- Work required
Go through the records and report each line holding the string "линий".

- Record excerpts
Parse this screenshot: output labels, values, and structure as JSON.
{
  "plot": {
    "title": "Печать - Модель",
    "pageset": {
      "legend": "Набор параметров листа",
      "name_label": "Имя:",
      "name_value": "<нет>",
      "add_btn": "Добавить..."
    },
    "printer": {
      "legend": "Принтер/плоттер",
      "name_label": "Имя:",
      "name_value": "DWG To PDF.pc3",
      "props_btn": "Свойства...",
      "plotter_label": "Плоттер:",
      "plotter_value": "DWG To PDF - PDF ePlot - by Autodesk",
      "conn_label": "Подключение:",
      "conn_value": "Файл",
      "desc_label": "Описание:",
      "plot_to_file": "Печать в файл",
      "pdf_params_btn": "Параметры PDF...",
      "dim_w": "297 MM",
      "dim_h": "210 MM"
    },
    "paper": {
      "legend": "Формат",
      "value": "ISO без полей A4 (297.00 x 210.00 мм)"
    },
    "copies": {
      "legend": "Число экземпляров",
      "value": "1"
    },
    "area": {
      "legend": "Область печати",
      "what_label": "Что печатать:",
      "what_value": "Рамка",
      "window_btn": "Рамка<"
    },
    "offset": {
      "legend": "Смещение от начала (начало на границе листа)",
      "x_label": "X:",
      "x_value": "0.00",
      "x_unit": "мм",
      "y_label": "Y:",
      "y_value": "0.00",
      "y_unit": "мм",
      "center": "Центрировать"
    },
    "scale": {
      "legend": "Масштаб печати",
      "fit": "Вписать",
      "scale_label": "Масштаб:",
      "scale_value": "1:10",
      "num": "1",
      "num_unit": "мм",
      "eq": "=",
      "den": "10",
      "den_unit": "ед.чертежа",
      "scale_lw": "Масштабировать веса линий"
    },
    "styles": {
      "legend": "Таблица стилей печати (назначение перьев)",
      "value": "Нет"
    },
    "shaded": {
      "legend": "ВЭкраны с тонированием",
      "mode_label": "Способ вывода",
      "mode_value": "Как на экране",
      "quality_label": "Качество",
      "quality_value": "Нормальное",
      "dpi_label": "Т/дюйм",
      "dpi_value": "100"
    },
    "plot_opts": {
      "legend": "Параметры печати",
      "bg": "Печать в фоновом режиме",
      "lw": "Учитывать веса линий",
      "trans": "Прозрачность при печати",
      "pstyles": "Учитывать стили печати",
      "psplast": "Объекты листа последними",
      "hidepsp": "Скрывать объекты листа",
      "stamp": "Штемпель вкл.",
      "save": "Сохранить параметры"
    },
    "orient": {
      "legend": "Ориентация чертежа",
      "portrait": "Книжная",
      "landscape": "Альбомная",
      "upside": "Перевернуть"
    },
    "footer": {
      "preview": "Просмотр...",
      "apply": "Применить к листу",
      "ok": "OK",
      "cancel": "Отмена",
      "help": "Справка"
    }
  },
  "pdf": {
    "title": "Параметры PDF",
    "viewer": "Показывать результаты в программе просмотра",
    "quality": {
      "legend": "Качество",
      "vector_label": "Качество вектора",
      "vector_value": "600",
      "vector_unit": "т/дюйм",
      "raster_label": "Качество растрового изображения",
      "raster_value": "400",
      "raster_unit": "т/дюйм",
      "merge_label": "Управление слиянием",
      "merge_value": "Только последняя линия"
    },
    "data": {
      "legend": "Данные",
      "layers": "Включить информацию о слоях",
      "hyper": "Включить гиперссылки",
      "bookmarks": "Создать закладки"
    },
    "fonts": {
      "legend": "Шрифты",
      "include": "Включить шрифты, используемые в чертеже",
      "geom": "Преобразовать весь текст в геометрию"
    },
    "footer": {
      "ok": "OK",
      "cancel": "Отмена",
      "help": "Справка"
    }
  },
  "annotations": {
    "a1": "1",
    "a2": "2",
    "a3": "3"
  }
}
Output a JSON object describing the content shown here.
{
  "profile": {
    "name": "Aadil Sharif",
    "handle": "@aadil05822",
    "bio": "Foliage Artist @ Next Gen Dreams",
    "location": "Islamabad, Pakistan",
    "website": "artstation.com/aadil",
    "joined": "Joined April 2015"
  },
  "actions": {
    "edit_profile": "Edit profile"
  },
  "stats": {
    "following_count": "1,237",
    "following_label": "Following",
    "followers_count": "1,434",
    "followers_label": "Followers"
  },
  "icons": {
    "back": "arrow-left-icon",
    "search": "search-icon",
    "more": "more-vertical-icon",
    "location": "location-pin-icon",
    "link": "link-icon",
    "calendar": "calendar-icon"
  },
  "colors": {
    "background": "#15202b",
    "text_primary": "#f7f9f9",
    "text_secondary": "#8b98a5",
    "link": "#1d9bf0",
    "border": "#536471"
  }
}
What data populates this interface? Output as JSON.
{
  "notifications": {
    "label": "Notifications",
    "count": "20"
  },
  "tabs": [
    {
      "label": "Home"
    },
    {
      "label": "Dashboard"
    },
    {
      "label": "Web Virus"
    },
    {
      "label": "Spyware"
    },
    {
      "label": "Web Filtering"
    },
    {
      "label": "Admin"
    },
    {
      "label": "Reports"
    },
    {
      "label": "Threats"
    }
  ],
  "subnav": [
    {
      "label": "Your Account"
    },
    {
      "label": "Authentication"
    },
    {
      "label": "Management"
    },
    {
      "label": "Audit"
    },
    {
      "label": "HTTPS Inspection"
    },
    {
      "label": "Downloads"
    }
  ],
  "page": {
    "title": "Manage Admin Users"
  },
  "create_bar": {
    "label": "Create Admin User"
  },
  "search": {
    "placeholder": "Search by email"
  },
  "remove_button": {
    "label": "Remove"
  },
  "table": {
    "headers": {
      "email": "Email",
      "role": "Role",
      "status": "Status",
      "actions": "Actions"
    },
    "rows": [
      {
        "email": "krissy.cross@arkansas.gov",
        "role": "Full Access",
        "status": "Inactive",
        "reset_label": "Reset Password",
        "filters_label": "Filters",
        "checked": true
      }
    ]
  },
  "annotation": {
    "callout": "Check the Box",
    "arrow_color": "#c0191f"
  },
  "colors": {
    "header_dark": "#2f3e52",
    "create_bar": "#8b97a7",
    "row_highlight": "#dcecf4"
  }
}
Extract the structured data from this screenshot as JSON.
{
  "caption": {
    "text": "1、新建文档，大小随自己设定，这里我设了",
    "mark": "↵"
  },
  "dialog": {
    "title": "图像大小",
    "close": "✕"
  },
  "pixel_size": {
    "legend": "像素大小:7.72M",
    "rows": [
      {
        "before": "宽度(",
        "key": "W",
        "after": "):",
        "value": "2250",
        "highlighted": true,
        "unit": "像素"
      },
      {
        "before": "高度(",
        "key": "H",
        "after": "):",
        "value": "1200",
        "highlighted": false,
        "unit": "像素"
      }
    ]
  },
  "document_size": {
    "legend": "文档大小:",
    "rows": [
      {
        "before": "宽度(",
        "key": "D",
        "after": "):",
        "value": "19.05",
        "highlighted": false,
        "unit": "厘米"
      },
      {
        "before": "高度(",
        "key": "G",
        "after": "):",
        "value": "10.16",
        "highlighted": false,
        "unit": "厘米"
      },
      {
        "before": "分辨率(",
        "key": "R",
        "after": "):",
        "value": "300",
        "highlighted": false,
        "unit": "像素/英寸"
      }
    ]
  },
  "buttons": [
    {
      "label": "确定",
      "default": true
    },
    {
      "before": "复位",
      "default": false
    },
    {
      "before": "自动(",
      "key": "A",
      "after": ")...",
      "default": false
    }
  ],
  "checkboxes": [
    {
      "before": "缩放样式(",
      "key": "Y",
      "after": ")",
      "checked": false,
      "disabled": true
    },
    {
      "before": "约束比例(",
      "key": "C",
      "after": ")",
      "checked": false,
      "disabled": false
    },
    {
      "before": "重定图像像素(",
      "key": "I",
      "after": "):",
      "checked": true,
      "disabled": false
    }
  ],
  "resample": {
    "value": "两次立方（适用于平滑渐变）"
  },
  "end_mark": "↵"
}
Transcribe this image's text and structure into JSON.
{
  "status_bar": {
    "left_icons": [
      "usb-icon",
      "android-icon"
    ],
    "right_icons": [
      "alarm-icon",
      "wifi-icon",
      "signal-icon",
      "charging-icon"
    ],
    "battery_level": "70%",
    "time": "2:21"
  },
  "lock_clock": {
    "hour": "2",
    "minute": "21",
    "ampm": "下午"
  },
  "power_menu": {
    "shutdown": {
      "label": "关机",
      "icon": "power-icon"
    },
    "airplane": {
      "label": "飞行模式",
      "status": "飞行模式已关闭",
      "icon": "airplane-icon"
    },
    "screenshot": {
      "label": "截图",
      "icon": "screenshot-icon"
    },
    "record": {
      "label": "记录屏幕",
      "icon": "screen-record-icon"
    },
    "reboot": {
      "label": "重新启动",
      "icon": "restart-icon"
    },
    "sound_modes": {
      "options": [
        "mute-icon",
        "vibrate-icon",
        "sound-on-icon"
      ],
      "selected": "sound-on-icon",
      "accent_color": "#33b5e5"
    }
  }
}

- Task solution
      "scale_lw": "Масштабировать веса линий"
      "lw": "Учитывать веса линий",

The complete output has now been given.